(TASK INPUTS Opens)
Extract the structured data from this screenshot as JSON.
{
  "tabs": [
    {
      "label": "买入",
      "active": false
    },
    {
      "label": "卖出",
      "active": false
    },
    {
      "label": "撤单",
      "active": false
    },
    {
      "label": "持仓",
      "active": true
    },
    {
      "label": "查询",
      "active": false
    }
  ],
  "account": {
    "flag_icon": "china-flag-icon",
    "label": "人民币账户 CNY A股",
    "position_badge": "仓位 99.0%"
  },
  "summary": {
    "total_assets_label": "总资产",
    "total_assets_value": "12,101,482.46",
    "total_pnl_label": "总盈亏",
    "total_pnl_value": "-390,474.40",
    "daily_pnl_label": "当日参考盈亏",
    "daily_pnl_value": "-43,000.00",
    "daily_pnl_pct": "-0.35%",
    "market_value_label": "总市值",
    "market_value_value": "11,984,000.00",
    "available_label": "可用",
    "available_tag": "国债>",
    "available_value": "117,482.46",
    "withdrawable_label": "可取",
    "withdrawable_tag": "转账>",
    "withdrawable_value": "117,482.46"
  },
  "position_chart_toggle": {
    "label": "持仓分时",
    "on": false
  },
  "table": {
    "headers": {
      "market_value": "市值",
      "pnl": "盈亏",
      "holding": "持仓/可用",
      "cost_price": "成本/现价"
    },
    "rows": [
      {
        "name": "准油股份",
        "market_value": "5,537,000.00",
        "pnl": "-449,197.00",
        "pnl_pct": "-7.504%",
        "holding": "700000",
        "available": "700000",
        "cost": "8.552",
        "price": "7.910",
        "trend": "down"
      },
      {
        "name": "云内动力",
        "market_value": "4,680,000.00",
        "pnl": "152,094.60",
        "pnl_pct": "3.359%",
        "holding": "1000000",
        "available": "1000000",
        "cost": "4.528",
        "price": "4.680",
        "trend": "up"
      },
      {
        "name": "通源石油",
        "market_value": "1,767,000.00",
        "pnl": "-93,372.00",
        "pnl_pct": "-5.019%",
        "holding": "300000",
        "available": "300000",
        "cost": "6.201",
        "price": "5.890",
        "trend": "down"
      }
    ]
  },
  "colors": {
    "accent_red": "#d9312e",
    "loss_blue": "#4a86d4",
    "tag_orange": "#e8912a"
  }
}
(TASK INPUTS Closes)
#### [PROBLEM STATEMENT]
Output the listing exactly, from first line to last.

#### [ANSWER BELOW]
Extract the structured data from this screenshot as JSON.
{
  "tabs": [
    {
      "label": "买入",
      "active": false
    },
    {
      "label": "卖出",
      "active": false
    },
    {
      "label": "撤单",
      "active": false
    },
    {
      "label": "持仓",
      "active": true
    },
    {
      "label": "查询",
      "active": false
    }
  ],
  "account": {
    "flag_icon": "china-flag-icon",
    "label": "人民币账户 CNY A股",
    "position_badge": "仓位 99.0%"
  },
  "summary": {
    "total_assets_label": "总资产",
    "total_assets_value": "12,101,482.46",
    "total_pnl_label": "总盈亏",
    "total_pnl_value": "-390,474.40",
    "daily_pnl_label": "当日参考盈亏",
    "daily_pnl_value": "-43,000.00",
    "daily_pnl_pct": "-0.35%",
    "market_value_label": "总市值",
    "market_value_value": "11,984,000.00",
    "available_label": "可用",
    "available_tag": "国债>",
    "available_value": "117,482.46",
    "withdrawable_label": "可取",
    "withdrawable_tag": "转账>",
    "withdrawable_value": "117,482.46"
  },
  "position_chart_toggle": {
    "label": "持仓分时",
    "on": false
  },
  "table": {
    "headers": {
      "market_value": "市值",
      "pnl": "盈亏",
      "holding": "持仓/可用",
      "cost_price": "成本/现价"
    },
    "rows": [
      {
        "name": "准油股份",
        "market_value": "5,537,000.00",
        "pnl": "-449,197.00",
        "pnl_pct": "-7.504%",
        "holding": "700000",
        "available": "700000",
        "cost": "8.552",
        "price": "7.910",
        "trend": "down"
      },
      {
        "name": "云内动力",
        "market_value": "4,680,000.00",
        "pnl": "152,094.60",
        "pnl_pct": "3.359%",
        "holding": "1000000",
        "available": "1000000",
        "cost": "4.528",
        "price": "4.680",
        "trend": "up"
      },
      {
        "name": "通源石油",
        "market_value": "1,767,000.00",
        "pnl": "-93,372.00",
        "pnl_pct": "-5.019%",
        "holding": "300000",
        "available": "300000",
        "cost": "6.201",
        "price": "5.890",
        "trend": "down"
      }
    ]
  },
  "colors": {
    "accent_red": "#d9312e",
    "loss_blue": "#4a86d4",
    "tag_orange": "#e8912a"
  }
}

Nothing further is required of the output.